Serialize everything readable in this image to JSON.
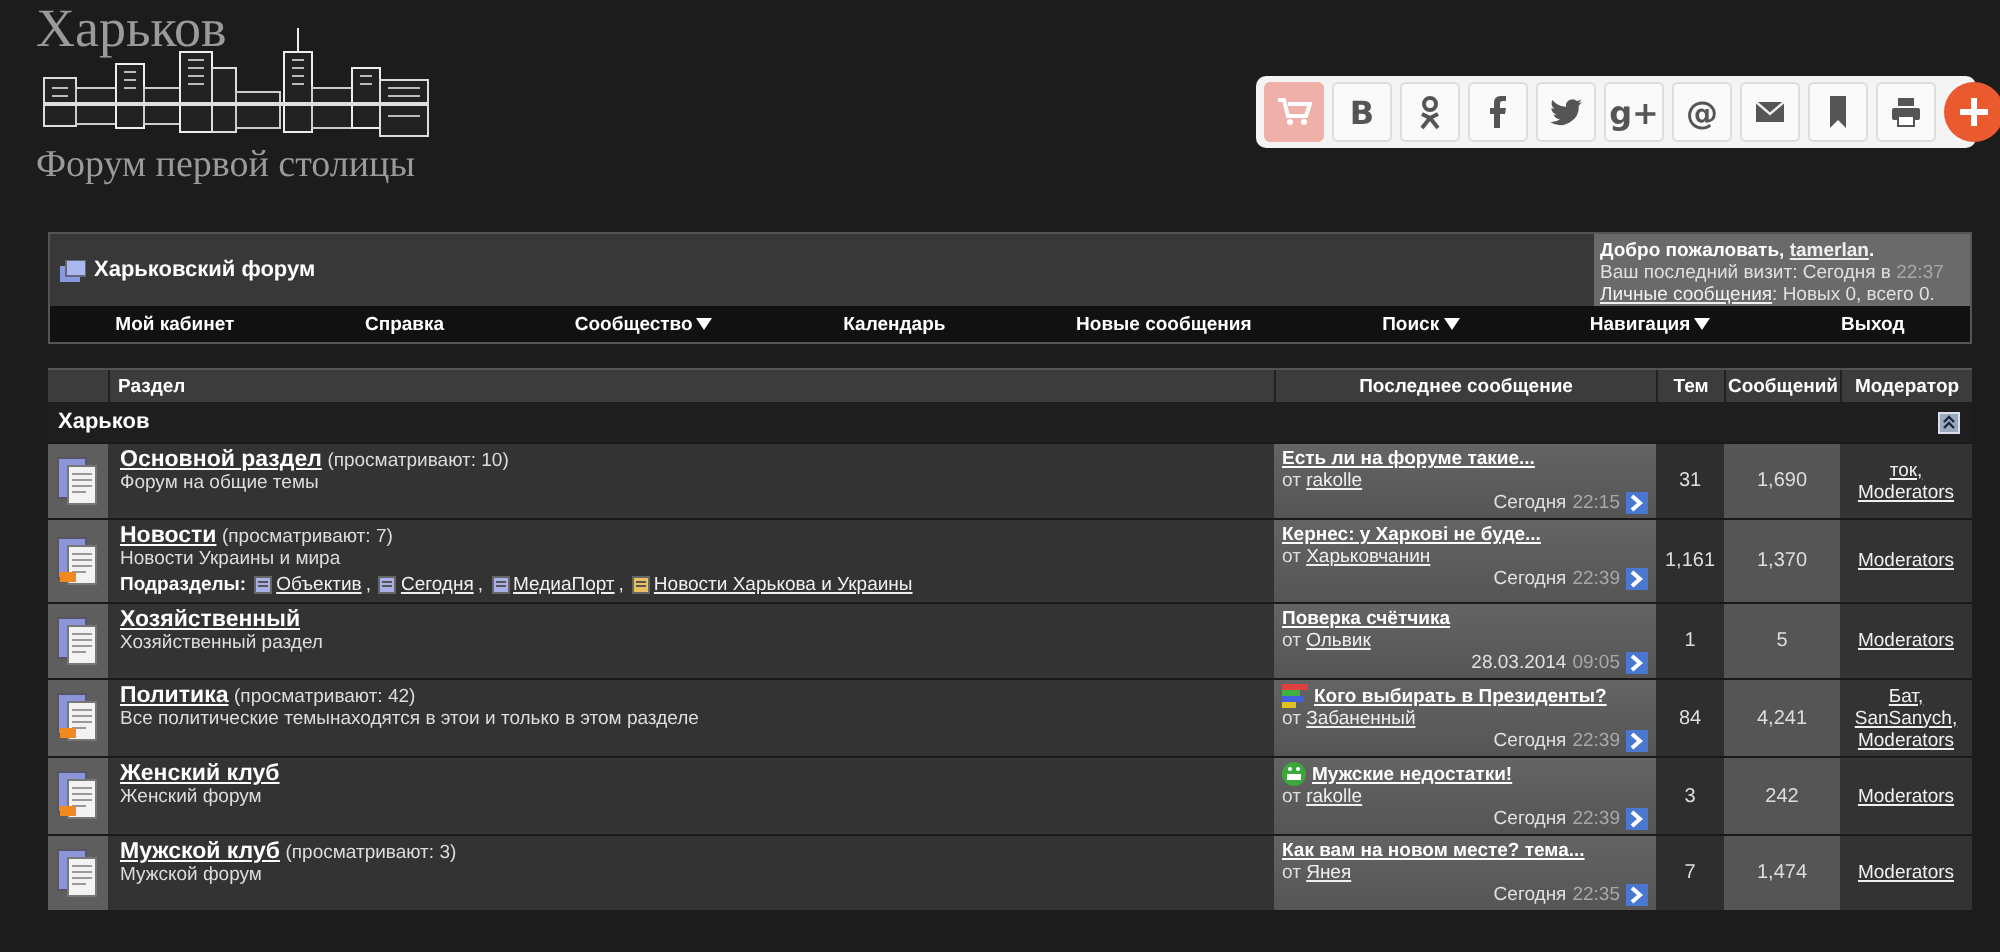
{
  "logo": {
    "title": "Харьков",
    "subtitle": "Форум первой столицы"
  },
  "share_buttons": [
    {
      "kind": "cart"
    },
    {
      "kind": "text",
      "glyph": "B"
    },
    {
      "kind": "ok"
    },
    {
      "kind": "facebook"
    },
    {
      "kind": "twitter"
    },
    {
      "kind": "text",
      "glyph": "g+"
    },
    {
      "kind": "text",
      "glyph": "@"
    },
    {
      "kind": "mail"
    },
    {
      "kind": "bookmark"
    },
    {
      "kind": "print"
    },
    {
      "kind": "plus"
    }
  ],
  "forum_title": "Харьковский форум",
  "welcome": {
    "greeting": "Добро пожаловать,",
    "username": "tamerlan",
    "greeting_end": ".",
    "visit_label": "Ваш последний визит: Сегодня в",
    "visit_time": "22:37",
    "messages_link": "Личные сообщения",
    "messages_info": ": Новых 0, всего 0."
  },
  "nav": [
    {
      "label": "Мой кабинет",
      "dropdown": false
    },
    {
      "label": "Справка",
      "dropdown": false
    },
    {
      "label": "Сообщество",
      "dropdown": true
    },
    {
      "label": "Календарь",
      "dropdown": false
    },
    {
      "label": "Новые сообщения",
      "dropdown": false
    },
    {
      "label": "Поиск",
      "dropdown": true
    },
    {
      "label": "Навигация",
      "dropdown": true
    },
    {
      "label": "Выход",
      "dropdown": false
    }
  ],
  "table": {
    "columns": [
      "Раздел",
      "Последнее сообщение",
      "Тем",
      "Сообщений",
      "Модератор"
    ],
    "category": "Харьков",
    "rows": [
      {
        "title": "Основной раздел",
        "viewers": "(просматривают: 10)",
        "description": "Форум на общие темы",
        "new_posts": false,
        "last_post": {
          "kind": "plain",
          "title": "Есть ли на форуме такие...",
          "from": "от",
          "author": "rakolle",
          "date": "Сегодня",
          "time": "22:15"
        },
        "threads": "31",
        "posts": "1,690",
        "moderators": [
          "ток,",
          "Moderators"
        ]
      },
      {
        "title": "Новости",
        "viewers": "(просматривают: 7)",
        "description": "Новости Украины и мира",
        "new_posts": true,
        "subforums": {
          "label": "Подразделы:",
          "separator": ",",
          "items": [
            {
              "name": "Объектив",
              "new_posts": false
            },
            {
              "name": "Сегодня",
              "new_posts": false
            },
            {
              "name": "МедиаПорт",
              "new_posts": false
            },
            {
              "name": "Новости Харькова и Украины",
              "new_posts": true
            }
          ]
        },
        "last_post": {
          "kind": "plain",
          "title": "Кернес: у Харкові не буде...",
          "from": "от",
          "author": "Харьковчанин",
          "date": "Сегодня",
          "time": "22:39"
        },
        "threads": "1,161",
        "posts": "1,370",
        "moderators": [
          "Moderators"
        ]
      },
      {
        "title": "Хозяйственный",
        "description": "Хозяйственный раздел",
        "new_posts": false,
        "last_post": {
          "kind": "plain",
          "title": "Поверка счётчика",
          "from": "от",
          "author": "Ольвик",
          "date": "28.03.2014",
          "time": "09:05"
        },
        "threads": "1",
        "posts": "5",
        "moderators": [
          "Moderators"
        ]
      },
      {
        "title": "Политика",
        "viewers": "(просматривают: 42)",
        "description": "Все политические темынаходятся в этои и только в этом разделе",
        "new_posts": true,
        "last_post": {
          "kind": "poll",
          "title": "Кого выбирать в Президенты?",
          "from": "от",
          "author": "Забаненный",
          "date": "Сегодня",
          "time": "22:39"
        },
        "threads": "84",
        "posts": "4,241",
        "moderators": [
          "Бат,",
          "SanSanych,",
          "Moderators"
        ]
      },
      {
        "title": "Женский клуб",
        "description": "Женский форум",
        "new_posts": true,
        "last_post": {
          "kind": "smiley",
          "title": "Мужские недостатки!",
          "from": "от",
          "author": "rakolle",
          "date": "Сегодня",
          "time": "22:39"
        },
        "threads": "3",
        "posts": "242",
        "moderators": [
          "Moderators"
        ]
      },
      {
        "title": "Мужской клуб",
        "viewers": "(просматривают: 3)",
        "description": "Мужской форум",
        "new_posts": false,
        "last_post": {
          "kind": "plain",
          "title": "Как вам на новом месте? тема...",
          "from": "от",
          "author": "Янея",
          "date": "Сегодня",
          "time": "22:35"
        },
        "threads": "7",
        "posts": "1,474",
        "moderators": [
          "Moderators"
        ]
      }
    ]
  }
}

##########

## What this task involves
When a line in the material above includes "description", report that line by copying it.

## Exercise result
        "description": "Форум на общие темы",
        "description": "Новости Украины и мира",
        "description": "Хозяйственный раздел",
        "description": "Все политические темынаходятся в этои и только в этом разделе",
        "description": "Женский форум",
        "description": "Мужской форум",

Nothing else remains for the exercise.